- The impact of disasters on agriculture and food security26/11/2015
- Food security and humanitarian implications in West Africa and the Sahel - FAO/WFP Joint Note, October 2015 (in FRENCH)25/11/2015
- Madagascar - Locust situation bulletin N. 23 - August-September 2015 (in FRENCH)25/11/2015
- FAO Mali - Information bulletin November 2015 (in FRENCH)24/11/2015
- FAO helps countries prevent and control Rift Valley Fever23/11/2015
Connect with us
The FAO Component of the Consolidated Appeals 2012: Sudan
Protracted conflict and a weakening economy in the Sudan have left millions in need of humanitarian assistance.
CAP 2012 – List of Countries
2011 was marked by the independence of South Sudan, and a surge in refugees and IDPs returning to their places of origin. The most vulnerable and insecure areas continue to be Darfur, Khartoum State and the Three Protocol Areas (Abyei, Southern Kordofan and Blue Nile States) that border South Sudan.
High inflation, depreciation of the Sudanese pound and the loss of access to oil reserves in South Sudan have placed significant strain on Government programmes. Political turmoil in parts of the Middle East and North Africa has reduced remittances from Sudanese migrants and reinforced chronic poverty.
Challenges facing food security and livelihoods
The Sudan is a net importer of food and essential agricultural inputs. This, along with conflict, displacement and reliance on irregular rainfall for domestic crop production, has left the country in a state of chronic food insecurity.
During summer 2011, the country witnessed a 35 percent reduction in land under cultivation. Poor rains – including long dry spells in June and July – affected crop production. The violence in the Three Protocol Areas forced farmers from their fields either at the early stages of planting or as the crops began to mature. Much of the displacement occurred when household food stocks were at their lowest.
Low production levels led to hikes in food prices. In the first half of 2011, prices of staple foods rose by over 20 percent, hitting the poor hardest. This comes a year after the elimination of federal subsidies on key food and fuel items. The poorest fifth of the country spends almost three-quarters of household income on food.
More than 2.7 million people are currently displaced by conflict in the Sudan; the vast majority are IDPs unable to return to their homes and resume agricultural activities. Those with access to land are constrained by insufficient irrigation and high input prices.
Almost 4 million head of livestock were without pastures in summer 2011. Restrictions on livestock migrations to South Sudan led to herds being concentrated in already fragile grazing areas, increasing the risk of animal disease outbreaks. Competition over access to land and water has led to conflict between pastoralists and farmers. These factors have contributed to an overall decline in the livestock sector.

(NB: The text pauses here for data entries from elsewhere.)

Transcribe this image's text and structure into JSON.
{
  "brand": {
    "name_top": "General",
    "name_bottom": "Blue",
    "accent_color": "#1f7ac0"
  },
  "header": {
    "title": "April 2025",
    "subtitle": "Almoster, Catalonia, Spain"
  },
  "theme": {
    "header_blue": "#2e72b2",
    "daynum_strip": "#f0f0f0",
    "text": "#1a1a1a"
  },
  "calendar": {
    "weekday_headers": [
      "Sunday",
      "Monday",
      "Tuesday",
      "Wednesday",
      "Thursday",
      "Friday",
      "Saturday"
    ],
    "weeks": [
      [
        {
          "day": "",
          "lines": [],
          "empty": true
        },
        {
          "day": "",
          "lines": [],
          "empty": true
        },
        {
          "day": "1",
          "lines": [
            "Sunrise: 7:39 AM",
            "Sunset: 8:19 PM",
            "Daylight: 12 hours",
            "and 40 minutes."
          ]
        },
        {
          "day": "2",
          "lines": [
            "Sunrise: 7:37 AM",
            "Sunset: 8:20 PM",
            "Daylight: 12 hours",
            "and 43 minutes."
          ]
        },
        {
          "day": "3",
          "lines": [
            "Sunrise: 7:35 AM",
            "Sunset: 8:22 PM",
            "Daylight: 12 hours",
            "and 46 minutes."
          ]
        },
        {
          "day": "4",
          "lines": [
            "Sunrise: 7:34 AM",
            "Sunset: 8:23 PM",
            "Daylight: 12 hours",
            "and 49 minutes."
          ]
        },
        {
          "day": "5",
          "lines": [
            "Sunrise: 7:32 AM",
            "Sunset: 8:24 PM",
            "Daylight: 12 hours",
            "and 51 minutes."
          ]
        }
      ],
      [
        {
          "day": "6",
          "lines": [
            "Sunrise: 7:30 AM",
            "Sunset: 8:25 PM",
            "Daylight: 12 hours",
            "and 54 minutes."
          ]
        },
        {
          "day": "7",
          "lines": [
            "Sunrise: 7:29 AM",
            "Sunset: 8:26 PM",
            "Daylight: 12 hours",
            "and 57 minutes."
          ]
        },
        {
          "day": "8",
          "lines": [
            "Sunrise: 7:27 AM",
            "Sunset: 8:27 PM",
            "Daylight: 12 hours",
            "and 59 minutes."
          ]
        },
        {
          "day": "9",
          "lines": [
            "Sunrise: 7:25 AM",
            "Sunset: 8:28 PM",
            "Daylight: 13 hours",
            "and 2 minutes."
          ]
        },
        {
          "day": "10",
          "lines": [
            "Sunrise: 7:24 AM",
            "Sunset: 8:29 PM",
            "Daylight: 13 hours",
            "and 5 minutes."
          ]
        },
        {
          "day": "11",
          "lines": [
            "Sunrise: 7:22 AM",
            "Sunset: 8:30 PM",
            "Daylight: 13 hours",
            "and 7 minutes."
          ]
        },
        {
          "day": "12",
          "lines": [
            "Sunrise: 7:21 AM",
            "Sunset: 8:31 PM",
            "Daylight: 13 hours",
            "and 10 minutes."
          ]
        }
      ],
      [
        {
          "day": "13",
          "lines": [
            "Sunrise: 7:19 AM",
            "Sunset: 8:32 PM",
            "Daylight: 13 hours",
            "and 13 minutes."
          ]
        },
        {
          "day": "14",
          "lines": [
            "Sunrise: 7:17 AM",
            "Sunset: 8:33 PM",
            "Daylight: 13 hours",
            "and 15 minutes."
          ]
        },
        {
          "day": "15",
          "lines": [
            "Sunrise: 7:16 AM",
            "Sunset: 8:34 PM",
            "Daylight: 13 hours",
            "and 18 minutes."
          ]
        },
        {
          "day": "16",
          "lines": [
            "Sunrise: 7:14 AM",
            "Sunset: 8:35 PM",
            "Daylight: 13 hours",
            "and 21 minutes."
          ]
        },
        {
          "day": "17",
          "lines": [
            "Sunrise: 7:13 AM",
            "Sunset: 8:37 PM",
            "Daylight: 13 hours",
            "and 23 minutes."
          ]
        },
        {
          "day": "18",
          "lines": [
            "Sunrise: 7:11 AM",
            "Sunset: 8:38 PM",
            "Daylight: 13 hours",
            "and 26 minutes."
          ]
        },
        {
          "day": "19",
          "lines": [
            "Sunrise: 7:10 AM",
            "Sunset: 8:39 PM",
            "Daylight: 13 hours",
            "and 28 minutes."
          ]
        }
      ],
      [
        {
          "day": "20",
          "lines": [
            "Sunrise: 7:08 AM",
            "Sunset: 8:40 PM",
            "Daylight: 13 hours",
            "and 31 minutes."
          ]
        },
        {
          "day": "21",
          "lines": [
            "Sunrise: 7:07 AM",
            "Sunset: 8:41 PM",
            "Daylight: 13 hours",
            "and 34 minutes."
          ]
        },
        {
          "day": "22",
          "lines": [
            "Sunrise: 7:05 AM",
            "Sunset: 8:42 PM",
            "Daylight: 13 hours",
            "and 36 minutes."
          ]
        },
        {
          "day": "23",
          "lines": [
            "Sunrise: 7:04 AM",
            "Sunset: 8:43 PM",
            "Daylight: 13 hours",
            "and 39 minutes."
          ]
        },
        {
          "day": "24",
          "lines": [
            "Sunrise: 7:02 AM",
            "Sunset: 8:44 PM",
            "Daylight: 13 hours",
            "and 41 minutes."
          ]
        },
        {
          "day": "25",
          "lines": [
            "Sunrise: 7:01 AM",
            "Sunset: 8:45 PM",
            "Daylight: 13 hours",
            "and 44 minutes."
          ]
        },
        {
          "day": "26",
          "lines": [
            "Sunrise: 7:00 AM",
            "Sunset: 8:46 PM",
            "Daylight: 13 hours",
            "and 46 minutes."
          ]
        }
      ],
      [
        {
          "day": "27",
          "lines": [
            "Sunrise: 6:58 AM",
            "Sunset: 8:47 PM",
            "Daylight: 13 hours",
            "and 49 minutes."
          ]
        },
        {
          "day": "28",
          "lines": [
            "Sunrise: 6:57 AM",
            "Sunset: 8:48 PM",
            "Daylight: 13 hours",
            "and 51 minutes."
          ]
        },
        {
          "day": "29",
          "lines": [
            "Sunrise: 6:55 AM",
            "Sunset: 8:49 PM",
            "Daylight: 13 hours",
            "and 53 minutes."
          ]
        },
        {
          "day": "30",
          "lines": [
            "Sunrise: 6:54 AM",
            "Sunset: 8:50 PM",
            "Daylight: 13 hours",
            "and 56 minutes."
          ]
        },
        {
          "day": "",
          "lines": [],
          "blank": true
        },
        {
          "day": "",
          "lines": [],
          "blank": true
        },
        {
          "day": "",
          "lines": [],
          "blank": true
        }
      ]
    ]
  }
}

Insecurity and economic hardship are expected to continue in 2012. Disputes over the status of territories, such as Abyei, remain unresolved. As the number of returnee farmers increases in more stable parts of the Sudan, the timely resumption of agricultural production will be vital for restoring national food security.
FAO seeks to restore agricultural production and access to food for almost 3.5 million people, mostly IDPs and returnees. In Darfur, Eastern Sudan, Khartoum and the Three Protocol Areas, FAO will provide crop and vegetable seeds and training on irrigation, veterinary care and post-harvest processing. More than 10 million head of livestock will be targeted for vaccination and treatment. Particular attention will be paid to rehabilitating and protecting degraded pastures and livestock water points.
As co-lead of the Food Security and Livelihoods Cluster, FAO will work to improve local capacity, especially that of the Government and civil society partners, to respond to agricultural threats and emergencies. FAO will assist the Government in producing foundation seeds to enable domestic multiplication for crop cultivation. Furthermore, training will increase the number and capacity of community animal health workers to deliver essential veterinary extension services to herders and enable over 1 000 national NGOs and CBOs to incorporate gender when formulating and carrying out emergency response activities.